**Work instructions**: Look through the entries below and show every line containing the word "into".

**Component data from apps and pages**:
----------------

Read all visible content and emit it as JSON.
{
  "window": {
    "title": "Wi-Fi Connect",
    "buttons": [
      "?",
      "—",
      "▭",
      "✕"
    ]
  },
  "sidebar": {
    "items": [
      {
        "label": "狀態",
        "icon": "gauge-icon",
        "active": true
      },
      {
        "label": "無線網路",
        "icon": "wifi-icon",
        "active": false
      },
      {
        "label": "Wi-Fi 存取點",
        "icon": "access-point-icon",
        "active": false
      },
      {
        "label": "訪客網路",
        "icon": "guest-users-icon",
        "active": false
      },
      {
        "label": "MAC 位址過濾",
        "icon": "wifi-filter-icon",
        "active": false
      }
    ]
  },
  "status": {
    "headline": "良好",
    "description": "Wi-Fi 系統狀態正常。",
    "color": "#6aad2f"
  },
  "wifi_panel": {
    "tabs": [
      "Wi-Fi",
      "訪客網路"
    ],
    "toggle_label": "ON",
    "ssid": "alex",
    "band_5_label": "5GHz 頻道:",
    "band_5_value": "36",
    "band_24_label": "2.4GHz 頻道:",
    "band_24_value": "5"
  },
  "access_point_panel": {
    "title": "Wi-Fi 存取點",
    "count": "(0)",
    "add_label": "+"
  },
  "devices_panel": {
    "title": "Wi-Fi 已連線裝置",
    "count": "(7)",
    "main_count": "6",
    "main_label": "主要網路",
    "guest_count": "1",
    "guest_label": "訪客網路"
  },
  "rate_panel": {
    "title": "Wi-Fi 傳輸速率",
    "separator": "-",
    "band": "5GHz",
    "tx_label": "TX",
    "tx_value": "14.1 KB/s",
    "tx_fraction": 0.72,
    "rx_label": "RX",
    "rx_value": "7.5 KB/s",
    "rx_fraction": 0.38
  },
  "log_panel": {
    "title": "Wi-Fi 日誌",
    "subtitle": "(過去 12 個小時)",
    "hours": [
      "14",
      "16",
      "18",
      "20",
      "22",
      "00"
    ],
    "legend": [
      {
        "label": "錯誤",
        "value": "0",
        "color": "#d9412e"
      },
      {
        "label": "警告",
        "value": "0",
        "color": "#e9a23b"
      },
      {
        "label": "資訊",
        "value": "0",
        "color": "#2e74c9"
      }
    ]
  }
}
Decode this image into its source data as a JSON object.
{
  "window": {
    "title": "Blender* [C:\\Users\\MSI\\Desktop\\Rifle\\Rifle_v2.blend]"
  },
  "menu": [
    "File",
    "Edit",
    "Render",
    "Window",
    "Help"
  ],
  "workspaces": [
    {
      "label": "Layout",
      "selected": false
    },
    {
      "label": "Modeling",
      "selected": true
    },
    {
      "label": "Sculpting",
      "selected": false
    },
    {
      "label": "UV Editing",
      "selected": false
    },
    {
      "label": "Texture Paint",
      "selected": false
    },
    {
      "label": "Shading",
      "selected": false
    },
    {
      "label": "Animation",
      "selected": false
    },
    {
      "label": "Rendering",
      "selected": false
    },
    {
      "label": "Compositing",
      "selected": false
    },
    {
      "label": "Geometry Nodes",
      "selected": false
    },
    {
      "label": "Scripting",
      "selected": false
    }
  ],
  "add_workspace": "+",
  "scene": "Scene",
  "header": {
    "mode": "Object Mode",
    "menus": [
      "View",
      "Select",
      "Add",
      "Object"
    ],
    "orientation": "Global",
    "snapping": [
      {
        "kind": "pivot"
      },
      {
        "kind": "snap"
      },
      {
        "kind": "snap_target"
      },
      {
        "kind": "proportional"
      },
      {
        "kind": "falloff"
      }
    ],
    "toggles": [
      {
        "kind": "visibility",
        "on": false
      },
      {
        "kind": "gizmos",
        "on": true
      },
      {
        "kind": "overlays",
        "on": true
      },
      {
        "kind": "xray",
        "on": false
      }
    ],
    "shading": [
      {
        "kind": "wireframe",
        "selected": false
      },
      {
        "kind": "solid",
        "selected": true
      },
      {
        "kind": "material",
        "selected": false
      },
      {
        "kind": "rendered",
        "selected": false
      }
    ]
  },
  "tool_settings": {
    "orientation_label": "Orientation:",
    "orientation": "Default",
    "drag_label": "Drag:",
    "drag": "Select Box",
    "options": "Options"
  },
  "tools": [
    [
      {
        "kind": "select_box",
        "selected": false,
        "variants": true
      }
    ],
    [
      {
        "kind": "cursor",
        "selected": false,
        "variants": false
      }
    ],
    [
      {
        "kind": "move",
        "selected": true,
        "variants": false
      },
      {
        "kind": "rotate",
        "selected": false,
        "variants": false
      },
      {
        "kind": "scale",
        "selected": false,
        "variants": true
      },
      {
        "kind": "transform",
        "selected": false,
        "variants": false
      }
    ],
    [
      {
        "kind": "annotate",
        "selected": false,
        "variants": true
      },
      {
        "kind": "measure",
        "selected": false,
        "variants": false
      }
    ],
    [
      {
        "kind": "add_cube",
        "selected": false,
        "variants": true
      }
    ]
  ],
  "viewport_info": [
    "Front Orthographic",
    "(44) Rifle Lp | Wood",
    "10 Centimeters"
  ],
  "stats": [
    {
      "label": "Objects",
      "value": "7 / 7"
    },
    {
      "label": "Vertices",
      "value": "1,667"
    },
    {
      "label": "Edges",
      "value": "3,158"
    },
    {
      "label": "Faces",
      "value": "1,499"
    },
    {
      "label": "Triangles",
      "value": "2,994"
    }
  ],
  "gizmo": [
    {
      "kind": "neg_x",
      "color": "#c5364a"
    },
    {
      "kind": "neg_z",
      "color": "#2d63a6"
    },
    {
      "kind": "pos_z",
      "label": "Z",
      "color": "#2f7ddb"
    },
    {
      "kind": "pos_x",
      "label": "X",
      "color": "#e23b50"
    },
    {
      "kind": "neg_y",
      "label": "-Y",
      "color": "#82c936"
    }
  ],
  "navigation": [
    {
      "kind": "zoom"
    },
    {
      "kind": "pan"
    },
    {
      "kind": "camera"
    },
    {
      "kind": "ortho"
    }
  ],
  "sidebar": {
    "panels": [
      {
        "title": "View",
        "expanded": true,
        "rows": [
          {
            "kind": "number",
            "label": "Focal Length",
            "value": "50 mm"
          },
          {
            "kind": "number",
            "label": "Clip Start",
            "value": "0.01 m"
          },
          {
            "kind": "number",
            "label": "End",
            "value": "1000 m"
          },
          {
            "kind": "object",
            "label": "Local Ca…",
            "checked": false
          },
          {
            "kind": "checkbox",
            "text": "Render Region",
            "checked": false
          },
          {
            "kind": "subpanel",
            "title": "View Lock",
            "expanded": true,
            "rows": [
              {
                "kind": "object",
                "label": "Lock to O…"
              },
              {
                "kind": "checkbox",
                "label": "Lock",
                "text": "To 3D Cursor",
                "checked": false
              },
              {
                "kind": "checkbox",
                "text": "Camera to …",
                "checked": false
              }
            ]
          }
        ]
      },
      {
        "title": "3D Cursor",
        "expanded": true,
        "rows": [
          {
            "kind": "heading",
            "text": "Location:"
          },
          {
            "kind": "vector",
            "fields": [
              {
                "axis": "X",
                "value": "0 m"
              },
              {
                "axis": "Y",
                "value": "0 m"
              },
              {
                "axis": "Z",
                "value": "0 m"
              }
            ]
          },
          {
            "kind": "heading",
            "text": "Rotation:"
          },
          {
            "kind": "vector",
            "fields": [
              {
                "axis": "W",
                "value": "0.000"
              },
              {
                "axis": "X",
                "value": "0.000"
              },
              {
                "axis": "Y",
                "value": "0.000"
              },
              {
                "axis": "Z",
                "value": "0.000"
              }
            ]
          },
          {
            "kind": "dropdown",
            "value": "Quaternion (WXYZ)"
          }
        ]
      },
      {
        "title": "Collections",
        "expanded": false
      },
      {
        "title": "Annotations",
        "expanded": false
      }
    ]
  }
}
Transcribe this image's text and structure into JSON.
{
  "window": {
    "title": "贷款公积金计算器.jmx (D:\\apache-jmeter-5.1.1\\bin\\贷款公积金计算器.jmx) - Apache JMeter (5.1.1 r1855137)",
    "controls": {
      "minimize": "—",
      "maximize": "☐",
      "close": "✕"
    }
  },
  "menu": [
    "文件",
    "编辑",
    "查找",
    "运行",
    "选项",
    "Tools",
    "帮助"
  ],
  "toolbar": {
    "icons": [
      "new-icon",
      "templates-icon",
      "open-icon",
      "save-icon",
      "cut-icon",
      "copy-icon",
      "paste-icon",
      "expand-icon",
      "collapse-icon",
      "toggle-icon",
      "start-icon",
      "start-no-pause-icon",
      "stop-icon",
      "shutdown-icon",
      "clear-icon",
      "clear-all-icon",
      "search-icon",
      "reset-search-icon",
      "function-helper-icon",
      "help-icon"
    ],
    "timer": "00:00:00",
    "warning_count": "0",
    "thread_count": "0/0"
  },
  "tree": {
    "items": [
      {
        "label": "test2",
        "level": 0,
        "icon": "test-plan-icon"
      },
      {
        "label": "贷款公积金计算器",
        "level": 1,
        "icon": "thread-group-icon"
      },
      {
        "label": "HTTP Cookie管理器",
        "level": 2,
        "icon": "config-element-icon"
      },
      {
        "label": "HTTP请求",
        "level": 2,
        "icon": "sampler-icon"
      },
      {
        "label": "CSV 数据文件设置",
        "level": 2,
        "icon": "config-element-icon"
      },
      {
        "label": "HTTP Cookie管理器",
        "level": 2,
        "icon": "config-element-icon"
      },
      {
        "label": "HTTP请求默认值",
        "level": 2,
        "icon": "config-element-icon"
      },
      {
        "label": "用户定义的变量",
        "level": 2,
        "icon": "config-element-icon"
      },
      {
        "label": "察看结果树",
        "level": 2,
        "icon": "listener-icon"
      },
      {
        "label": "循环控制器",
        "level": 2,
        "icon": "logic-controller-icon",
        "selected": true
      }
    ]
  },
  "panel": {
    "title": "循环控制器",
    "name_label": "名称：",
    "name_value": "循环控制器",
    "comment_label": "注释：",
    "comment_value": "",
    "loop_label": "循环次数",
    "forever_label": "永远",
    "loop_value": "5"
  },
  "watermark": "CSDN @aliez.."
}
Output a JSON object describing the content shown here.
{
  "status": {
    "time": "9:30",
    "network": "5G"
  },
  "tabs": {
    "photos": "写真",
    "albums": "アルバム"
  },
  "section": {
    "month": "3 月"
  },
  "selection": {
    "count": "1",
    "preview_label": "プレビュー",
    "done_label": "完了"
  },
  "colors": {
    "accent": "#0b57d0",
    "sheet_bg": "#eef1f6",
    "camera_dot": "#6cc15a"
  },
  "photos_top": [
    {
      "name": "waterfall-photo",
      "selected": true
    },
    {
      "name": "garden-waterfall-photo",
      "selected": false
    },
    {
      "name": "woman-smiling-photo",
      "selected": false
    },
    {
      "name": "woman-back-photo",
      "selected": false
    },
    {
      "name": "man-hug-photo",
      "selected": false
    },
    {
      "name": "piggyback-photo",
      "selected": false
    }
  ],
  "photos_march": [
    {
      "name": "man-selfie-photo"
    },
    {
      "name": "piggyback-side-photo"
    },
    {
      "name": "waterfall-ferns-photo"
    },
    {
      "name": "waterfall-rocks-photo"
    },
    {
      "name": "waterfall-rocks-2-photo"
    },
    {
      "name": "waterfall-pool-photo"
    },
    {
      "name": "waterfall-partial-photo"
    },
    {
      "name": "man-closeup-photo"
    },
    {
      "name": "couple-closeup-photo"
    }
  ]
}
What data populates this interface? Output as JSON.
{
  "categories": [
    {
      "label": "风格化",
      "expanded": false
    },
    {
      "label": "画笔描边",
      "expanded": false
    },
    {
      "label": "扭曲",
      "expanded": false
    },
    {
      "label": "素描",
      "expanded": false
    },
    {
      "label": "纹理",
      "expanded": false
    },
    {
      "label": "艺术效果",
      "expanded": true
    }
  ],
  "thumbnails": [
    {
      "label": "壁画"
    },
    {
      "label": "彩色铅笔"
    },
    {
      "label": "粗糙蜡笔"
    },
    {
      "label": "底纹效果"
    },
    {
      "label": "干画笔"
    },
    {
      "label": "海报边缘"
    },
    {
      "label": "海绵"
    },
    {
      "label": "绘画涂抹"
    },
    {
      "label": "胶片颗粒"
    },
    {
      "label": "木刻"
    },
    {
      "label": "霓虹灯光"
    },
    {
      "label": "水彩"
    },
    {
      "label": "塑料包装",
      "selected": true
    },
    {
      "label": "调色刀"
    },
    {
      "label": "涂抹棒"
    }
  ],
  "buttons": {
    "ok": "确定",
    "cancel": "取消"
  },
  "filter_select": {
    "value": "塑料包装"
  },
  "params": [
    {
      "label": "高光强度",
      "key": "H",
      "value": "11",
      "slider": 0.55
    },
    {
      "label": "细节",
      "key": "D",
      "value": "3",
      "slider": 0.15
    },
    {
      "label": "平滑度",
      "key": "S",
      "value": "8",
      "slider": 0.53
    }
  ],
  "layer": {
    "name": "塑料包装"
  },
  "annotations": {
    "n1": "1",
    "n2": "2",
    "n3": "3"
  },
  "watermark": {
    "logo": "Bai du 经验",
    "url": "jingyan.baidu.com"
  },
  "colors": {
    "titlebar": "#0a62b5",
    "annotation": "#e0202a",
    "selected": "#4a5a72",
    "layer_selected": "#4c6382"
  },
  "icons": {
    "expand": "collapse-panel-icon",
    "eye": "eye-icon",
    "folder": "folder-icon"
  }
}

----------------

**Solution to this task**:
Decode this image into its source data as a JSON object.
Transcribe this image's text and structure into JSON.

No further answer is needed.